This is the first piece that I have posted from Elvs, but it is not the first I have seen and I will have to dig out others from my achives, because this is very fine wildstyle writing indeed. There is little on the Interweb about Elvs, and I guess he would want it that way. but I suspect he is a London-baased artist who comes occasionally to Bristol.
This stunning piece has adopted the same technique that I have featyred from Deamze and Voyder, where there is a diagonal split through the writing, and in this case the primary colours, black and white, are reversed either side of the diagonal. Thuis is highly accomplished stuff and beautiful crisp writing. I can’t think why I haven’t posted any of his work before.
Another fabulously intricate piece of wildstyle writing from Deamze accompanied by a cartoon-style character. There is a lot to like about this piece…it is clean and crisp, the design is highly detailed, the cartoon character is beautifully done and is holding a spray can, which is always a good thing.
This is a site tucked up behind Cameron Balloons, and is a favourite for several members of the ASK crew, including Cheo, Soker and Deamze himself. I don’t come here very often, but it would appear that I visited pretty soon after a whole new bunch of work had been done. I like it when I get lucky like this.
This is another fine piece of wildstyle writing from Soge on the long wall at Dean Lane. I believe that Soge is a friend and neighbour to Hire, and is another of the Polish contingent of artists that is making a big impression on the Bristol graffiti art scene at the moment.
It is interesting that both Soge and Hire have a style that feels rather gothic and jagged – it is different from most of what you see from the established Bristol artists. This piece is vibrant and colourful and fun too – there is a boar’s head lurking between the S and O.
I expect to see more from Soge – probably at Dean Lane, which seems to be a favoured spot for these artists.
This is the first time I have seen a rabbit and writing from Hire sprayed together at the same time. I think Hire likes to hang out at Dean Lane, as most of his recent pieces have been there. At first I wasn’t too sure that the writing was by Hire, because he usually spells out his name, but the style is his.
At first I wasn’t at all sure what the writing said, but there is a small clue at the bottom of the piece where it says ‘Anna’. Looking back up at the writing, it then becomes obvious. Is this an expression of admiration I wonder?

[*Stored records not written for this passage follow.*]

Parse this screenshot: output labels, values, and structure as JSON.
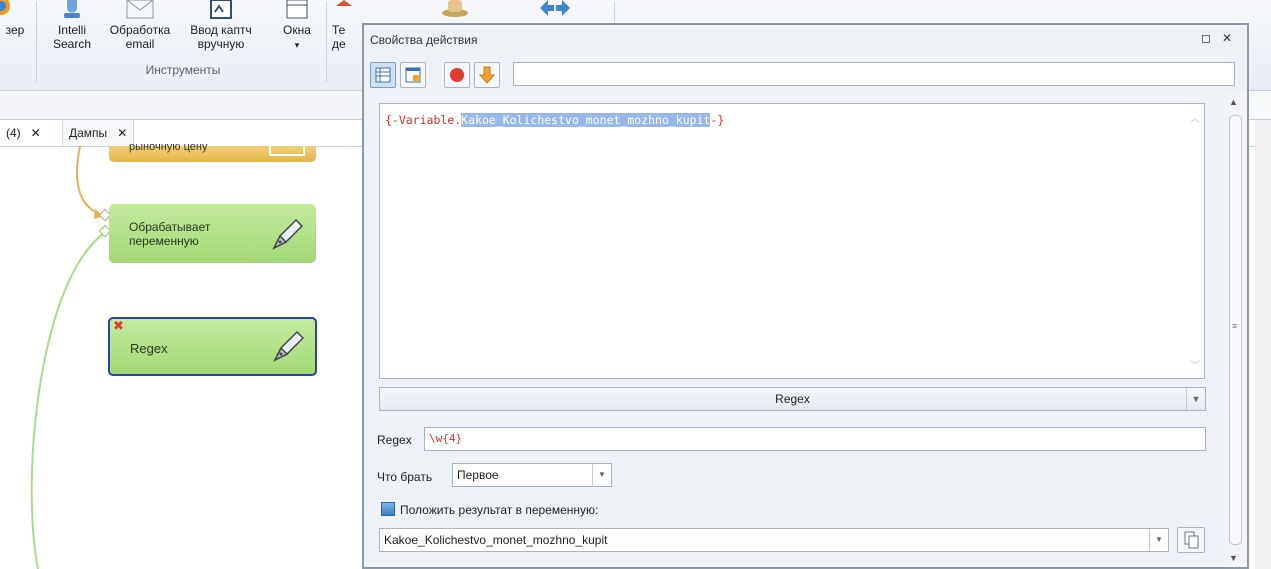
{
  "ribbon": {
    "browser_label": "зер",
    "intelli_line1": "Intelli",
    "intelli_line2": "Search",
    "email_line1": "Обработка",
    "email_line2": "email",
    "captcha_line1": "Ввод каптч",
    "captcha_line2": "вручную",
    "windows_label": "Окна",
    "windows_arrow": "▾",
    "partial_line1": "Те",
    "partial_line2": "де",
    "group_tools": "Инструменты"
  },
  "tabs": {
    "tab1_label": "(4)",
    "tab2_label": "Дампы",
    "close_glyph": "✕"
  },
  "canvas": {
    "node_top_label": "рыночную цену",
    "node_process_label_line1": "Обрабатывает",
    "node_process_label_line2": "переменную",
    "node_regex_label": "Regex"
  },
  "dialog": {
    "title": "Свойства действия",
    "restore_glyph": "◻",
    "close_glyph": "✕",
    "toolbar_input_value": "",
    "code_prefix": "{-Variable.",
    "code_highlight": "Kakoe_Kolichestvo_monet_mozhno_kupit",
    "code_suffix": "-}",
    "mode_value": "Regex",
    "regex_label": "Regex",
    "regex_value": "\\w{4}",
    "take_label": "Что брать",
    "take_value": "Первое",
    "store_label": "Положить результат в переменную:",
    "store_value": "Kakoe_Kolichestvo_monet_mozhno_kupit"
  },
  "colors": {
    "node_green": "#a2d874",
    "node_orange": "#e3b547",
    "selection_border": "#2d3fb8",
    "variable_red": "#d9312b",
    "highlight_blue": "#98b8ec"
  }
}
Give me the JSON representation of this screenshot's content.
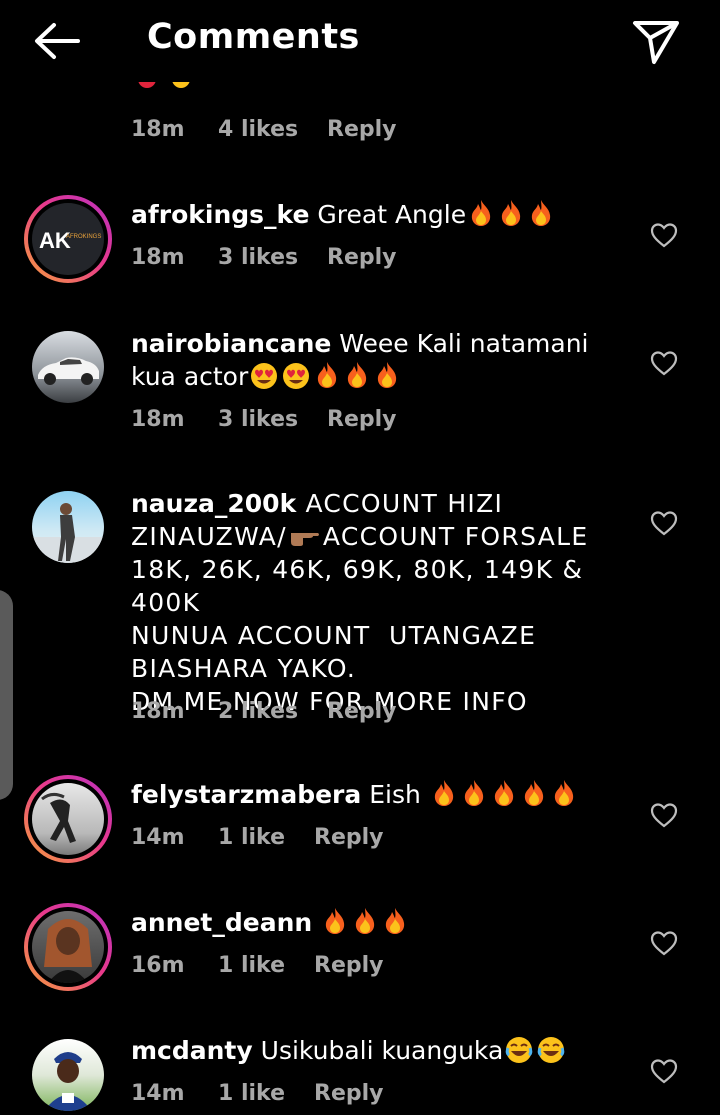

The rabbit is fantastic as I would expect, I do like his rabbits and am building up quite a collection of them. As a whole, the wall comes across as two discreet pieces, which is often how collaborations work, where two artists will spray together using the same paints, but there is no read-across from one to the other. I like this collaboration with himself.
This is another little post-Upfest ‘gift’ this time from Hide2 in the Stokes Croft area of Bristol. It is one of three pieces on Wilder street, the others being from Aintzane Crucet and Deamze, courtesy of the curated wall from Where the Wall.
This is not Hide2’s Upfest piece, which will be posted in due course, but it is nonetheless a wonderful work of wildstyle writing and of a really high standard. The colour choices are excellent and definition and shadows in his lettering is highly accomplished.
Hide2 is based in Malaga, Spain and I highly recommend a quick look at his Instagram feed. All good.
In a little pedestrian tunnel, under the M32 motorway are a couple of really great walls. Great for spraying that is…less great for photographing. This is yet another wonderful collaboration piece from Deamze and Voyder, who always seem to work with Deamze on the left and Voyder on the right. I don’t know if this is a deliberate or subconscious thing, but it is pretty much always the case.
What is particularly captivating about these pieces is the white subject on a pillarbox red background. Deamze has worked a particularly nice bit of wildstyle writing with an interesting cartoon character who looks a little like Captain Klutz from MAD magazine, but isn’t.
Someone out there probably knows who it is. I love the angular style of this piece and the limited colour range. It is a fine piece.
It is becoming very difficult to describe Voyder’s work these days, as I feel he has hit such a high level, and that veach work pushes boundaries and demonstrates his command of his craft.
This is such a beautifully constructed piece and resembles a paper cut out. It is such a pity the photograph just doesn’t do it justice. That red just sets the piece off perfectly.